Thursday, January 3, 2019

Birth of a Medievalist

This is a slightly different tack for DailyMedieval, but many fans of his fiction are unaware of his career as a medievalist.

John Ronald Reuel Tolkien (3 January 1892 - 2 September 1973) graduated college with a specialty in Old Norse before he went not fight in World War I. After the war, his first job was working for the Oxford English Dictionary, reviewing the history and etymology of Germanic words. He became an expert in Old Norse, Old English, Middle English, Old Icelandic, Gothic, and Medieval Welsh. He also taught himself some Finnish.

Later, at the University of Leeds, he produced A Middle English Vocabulary and a translation of the poem Sir Gawain and the Green Knight that is still in print.

One of his most significant additions to medieval studies was his long essay "Beowulf: The Monsters and the Critics." Delivered as a lecture in 1936, it argued for the beauty of the poem as Early English literature. Up to this point, Beowulf had been used largely as a primer on the language of Old English/Anglo-Saxon, and picked apart for its references to places and names that could be matched to historical facts.

He describes the attitude toward the poem with a parable:
A man inherited a field in which was an accumulation of old stone, part of an older hall. Of the old stone some had already been used in building the house in which he actually lived, not far from the old house of his fathers. Of the rest he took some and built a tower. But his friends coming perceived at once (without troubling to climb the steps) that these stones had formerly belonged to a more ancient building. So they pushed the tower over, with no little labour, in order to look for hidden carvings and inscriptions, or to discover whence the man's distant forefathers had obtained their building material.
His essay created an atmosphere in which Beowulf could be seen as a poem worthy of being treated as a poem, not as an old document to be studied simply for clues to language and criticized as a dish-mosh of paganism and Christianity, mingled stories of heroism and monsters, history and myth.

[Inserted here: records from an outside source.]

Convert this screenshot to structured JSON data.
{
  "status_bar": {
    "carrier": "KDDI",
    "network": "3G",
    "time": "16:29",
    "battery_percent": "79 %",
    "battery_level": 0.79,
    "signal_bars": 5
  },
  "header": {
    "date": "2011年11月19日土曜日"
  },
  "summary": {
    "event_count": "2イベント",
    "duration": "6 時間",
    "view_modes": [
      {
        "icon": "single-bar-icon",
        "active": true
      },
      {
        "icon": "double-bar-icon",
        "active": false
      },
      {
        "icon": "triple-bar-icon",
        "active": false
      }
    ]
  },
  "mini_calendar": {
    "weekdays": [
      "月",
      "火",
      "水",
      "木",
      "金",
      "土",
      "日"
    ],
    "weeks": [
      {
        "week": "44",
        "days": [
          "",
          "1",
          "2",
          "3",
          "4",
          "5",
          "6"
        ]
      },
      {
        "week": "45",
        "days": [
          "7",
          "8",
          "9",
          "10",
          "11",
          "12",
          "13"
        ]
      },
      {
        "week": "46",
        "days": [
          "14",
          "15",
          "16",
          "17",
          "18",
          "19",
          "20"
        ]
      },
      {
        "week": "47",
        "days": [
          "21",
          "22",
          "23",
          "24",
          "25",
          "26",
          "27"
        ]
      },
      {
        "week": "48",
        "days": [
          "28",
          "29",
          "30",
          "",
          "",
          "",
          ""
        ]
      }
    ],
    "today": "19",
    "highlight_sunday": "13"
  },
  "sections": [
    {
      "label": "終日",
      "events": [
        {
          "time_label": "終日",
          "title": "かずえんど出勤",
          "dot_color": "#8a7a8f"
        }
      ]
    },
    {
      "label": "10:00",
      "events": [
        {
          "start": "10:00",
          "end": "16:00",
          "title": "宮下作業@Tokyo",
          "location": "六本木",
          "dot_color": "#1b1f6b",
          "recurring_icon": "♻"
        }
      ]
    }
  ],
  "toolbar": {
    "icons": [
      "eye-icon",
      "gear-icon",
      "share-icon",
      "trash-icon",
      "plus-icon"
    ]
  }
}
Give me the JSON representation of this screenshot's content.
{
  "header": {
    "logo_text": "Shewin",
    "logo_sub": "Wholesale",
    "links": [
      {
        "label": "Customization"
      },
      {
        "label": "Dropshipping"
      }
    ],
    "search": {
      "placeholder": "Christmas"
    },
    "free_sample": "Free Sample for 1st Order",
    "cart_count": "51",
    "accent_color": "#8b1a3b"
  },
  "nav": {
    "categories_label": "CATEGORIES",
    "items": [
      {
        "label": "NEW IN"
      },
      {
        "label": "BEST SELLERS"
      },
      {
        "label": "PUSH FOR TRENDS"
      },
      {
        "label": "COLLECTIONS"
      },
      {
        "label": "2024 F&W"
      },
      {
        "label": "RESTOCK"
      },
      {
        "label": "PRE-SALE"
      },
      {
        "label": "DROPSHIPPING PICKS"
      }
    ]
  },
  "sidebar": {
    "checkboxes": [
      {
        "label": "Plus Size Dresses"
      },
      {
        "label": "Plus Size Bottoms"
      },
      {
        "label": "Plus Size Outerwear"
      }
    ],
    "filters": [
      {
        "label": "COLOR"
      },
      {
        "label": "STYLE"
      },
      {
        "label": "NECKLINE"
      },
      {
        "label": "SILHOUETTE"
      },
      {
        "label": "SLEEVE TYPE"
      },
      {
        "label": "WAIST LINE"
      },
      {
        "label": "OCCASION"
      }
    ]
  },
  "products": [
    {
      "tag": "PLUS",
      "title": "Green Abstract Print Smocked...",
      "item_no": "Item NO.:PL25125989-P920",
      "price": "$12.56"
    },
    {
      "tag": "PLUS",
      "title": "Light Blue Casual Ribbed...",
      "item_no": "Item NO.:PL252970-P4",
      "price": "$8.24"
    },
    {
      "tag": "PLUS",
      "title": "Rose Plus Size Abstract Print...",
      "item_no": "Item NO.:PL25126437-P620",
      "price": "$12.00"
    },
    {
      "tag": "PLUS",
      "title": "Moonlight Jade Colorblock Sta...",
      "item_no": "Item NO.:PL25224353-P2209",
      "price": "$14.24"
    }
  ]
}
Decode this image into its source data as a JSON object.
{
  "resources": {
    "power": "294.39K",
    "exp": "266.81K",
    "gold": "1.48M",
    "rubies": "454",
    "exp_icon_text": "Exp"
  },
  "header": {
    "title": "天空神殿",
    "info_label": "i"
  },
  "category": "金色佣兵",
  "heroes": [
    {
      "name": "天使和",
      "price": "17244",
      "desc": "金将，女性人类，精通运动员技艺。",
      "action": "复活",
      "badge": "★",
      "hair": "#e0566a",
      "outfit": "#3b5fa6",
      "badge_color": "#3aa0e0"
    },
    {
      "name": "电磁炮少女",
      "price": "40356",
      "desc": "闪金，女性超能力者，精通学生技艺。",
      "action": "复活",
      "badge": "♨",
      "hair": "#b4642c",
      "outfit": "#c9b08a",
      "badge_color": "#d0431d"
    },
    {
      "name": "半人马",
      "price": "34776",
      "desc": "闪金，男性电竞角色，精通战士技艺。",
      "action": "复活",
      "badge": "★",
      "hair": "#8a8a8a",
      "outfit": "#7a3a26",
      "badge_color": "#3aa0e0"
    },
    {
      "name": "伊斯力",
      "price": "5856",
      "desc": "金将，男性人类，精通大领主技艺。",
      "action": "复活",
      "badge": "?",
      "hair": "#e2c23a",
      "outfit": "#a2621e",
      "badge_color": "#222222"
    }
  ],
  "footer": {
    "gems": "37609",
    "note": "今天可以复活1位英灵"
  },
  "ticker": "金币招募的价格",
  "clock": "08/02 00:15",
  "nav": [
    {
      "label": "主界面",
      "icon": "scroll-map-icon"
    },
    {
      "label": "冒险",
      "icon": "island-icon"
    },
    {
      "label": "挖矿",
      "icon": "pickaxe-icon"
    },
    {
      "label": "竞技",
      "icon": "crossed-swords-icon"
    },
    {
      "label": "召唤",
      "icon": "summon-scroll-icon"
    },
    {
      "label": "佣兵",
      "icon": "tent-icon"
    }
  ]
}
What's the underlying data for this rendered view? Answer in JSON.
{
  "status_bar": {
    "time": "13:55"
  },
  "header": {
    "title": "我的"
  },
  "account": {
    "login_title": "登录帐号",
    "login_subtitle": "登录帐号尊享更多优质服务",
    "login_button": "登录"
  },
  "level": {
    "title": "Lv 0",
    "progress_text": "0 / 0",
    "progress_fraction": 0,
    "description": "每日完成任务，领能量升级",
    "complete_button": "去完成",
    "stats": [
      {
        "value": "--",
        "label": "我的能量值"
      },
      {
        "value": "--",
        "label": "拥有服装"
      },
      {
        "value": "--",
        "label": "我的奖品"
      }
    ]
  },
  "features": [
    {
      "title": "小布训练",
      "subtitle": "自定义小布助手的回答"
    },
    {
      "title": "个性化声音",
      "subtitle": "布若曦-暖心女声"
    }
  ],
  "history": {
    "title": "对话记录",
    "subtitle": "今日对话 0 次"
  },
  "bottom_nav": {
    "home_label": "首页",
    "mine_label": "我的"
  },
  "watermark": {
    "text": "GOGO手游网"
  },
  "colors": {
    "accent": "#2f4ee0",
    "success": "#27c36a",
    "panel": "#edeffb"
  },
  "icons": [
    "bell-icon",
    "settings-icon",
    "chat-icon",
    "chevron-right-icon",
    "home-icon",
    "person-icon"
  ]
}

Wednesday, January 2, 2019

Ultima Thule

A 1537 rendition of Thule
On New Year's Eve 2018, a NASA probe transmitted pictures of Ultima Thule, an object 4 billion miles from Earth. "Ultima Thule" is not your typical astronomical naming convention.

Ultima Thule, or the "ultimate Thule," was first described about 300BCE by a Greek explorer named Pytheas. It was supposedly about six days north of Britain, a place so far from the natural world that land and sea and air were no longer separate substances, but instead formed a strange mixture in which one could not survive.

A thousand years after Pytheas, Isidore of Seville (mentioned here, also involving astronomy) explained Ultima Thule as being so far north that there was no daylight beyond it, making the sea cold and sluggish.

As stories of explorers (verified or not) appeared, Thule was identified and re-identified with lands farther and farther from mainland Europe. St. Brendan's voyages suggested new lands that historians thought might refer to Thule. The later Middle Ages decided it must refer to Iceland or Greenland. In early modern times, Norway became the candidate to explain early stories of a land that far north.

In the 20th century, the idea of Thule was co-opted by certain German writers and politicians as the legendary origin of the Aryan race. Fortunately, the 21st century has given it a new connotation.